Task prompt
Every line containing the string "JSON" should be returned from the records.

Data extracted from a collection

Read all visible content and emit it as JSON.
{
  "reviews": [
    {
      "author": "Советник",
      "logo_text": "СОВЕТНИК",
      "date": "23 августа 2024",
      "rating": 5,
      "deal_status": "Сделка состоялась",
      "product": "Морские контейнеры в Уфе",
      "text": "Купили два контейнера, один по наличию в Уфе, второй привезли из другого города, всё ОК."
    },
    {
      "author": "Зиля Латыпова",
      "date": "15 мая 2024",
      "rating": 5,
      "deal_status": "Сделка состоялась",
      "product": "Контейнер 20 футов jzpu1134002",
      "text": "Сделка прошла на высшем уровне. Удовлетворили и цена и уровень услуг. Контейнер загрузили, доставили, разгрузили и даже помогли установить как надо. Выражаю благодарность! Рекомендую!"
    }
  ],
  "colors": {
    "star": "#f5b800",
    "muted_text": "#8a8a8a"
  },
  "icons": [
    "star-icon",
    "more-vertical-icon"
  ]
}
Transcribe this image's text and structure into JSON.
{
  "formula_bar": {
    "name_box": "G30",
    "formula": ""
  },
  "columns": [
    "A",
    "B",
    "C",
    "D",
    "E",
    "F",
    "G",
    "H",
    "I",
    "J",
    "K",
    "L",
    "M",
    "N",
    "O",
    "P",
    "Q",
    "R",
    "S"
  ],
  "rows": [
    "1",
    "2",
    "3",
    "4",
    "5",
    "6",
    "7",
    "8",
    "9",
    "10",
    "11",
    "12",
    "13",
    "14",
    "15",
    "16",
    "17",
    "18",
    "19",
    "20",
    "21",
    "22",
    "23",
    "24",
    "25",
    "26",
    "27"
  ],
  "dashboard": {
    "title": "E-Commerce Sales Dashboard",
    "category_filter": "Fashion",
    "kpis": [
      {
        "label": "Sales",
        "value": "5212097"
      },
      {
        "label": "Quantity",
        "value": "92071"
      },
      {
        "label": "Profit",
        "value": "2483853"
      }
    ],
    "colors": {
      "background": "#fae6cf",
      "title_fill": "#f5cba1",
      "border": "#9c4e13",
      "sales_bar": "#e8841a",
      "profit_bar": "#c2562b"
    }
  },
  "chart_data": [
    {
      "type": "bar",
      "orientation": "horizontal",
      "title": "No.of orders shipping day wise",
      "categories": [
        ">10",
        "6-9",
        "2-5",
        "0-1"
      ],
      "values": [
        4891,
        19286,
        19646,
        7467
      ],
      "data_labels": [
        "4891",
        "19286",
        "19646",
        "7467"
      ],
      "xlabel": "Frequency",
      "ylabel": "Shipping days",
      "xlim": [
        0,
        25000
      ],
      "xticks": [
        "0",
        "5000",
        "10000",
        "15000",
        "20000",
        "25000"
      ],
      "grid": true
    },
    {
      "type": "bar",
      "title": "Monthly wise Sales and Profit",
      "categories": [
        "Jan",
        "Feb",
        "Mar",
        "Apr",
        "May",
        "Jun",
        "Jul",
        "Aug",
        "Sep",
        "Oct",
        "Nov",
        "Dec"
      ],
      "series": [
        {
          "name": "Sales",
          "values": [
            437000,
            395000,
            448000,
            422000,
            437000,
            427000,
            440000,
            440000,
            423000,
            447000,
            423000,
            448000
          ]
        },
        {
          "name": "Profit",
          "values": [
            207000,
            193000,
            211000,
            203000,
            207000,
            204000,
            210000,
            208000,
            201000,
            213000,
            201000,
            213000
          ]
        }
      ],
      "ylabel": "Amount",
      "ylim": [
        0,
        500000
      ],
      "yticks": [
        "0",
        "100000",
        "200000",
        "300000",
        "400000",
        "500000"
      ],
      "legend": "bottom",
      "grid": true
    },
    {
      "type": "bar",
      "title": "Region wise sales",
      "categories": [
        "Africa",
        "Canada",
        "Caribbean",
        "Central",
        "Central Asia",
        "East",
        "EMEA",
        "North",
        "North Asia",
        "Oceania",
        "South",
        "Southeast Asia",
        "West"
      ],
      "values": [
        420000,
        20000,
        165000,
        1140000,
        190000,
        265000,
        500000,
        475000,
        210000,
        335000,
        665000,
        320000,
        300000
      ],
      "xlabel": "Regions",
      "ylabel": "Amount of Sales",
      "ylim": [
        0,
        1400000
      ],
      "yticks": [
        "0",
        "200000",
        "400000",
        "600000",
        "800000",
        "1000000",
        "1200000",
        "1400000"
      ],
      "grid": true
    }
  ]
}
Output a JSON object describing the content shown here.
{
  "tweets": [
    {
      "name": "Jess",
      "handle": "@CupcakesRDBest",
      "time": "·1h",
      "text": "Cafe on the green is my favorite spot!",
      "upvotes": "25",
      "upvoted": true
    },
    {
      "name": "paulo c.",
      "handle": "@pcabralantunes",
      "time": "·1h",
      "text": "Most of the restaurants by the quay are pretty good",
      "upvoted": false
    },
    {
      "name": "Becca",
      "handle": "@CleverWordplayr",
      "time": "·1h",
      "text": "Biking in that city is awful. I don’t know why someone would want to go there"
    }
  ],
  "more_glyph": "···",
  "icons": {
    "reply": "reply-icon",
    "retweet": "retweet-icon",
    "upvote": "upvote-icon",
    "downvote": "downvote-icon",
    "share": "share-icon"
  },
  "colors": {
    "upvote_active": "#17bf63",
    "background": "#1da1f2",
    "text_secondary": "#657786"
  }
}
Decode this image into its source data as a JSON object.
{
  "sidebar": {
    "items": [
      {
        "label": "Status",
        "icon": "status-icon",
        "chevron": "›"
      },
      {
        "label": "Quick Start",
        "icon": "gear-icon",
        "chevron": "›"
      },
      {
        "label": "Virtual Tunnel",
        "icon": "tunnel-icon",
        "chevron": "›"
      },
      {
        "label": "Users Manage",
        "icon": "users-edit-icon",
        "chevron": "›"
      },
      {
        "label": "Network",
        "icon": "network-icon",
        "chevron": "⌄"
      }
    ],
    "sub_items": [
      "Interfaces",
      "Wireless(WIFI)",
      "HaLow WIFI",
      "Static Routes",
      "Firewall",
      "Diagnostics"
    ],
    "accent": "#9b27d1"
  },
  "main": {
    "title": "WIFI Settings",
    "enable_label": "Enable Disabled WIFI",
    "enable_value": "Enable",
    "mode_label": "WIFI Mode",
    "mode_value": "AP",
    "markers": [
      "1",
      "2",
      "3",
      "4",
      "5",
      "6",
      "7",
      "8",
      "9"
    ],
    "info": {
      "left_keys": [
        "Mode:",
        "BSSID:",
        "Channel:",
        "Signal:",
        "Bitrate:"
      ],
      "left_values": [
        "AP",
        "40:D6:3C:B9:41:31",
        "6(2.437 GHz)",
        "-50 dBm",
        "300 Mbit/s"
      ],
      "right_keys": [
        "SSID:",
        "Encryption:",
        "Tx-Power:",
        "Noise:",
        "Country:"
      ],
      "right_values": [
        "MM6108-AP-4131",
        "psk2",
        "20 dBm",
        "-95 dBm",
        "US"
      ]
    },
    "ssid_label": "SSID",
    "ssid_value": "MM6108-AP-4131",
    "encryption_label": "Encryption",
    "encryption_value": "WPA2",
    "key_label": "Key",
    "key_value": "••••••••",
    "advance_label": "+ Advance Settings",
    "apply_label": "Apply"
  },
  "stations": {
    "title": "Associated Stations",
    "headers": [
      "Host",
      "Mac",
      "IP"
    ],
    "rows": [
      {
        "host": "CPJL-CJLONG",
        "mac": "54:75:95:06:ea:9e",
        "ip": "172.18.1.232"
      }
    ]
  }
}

Task answer
Read all visible content and emit it as JSON.
Transcribe this image's text and structure into JSON.
Output a JSON object describing the content shown here.
Decode this image into its source data as a JSON object.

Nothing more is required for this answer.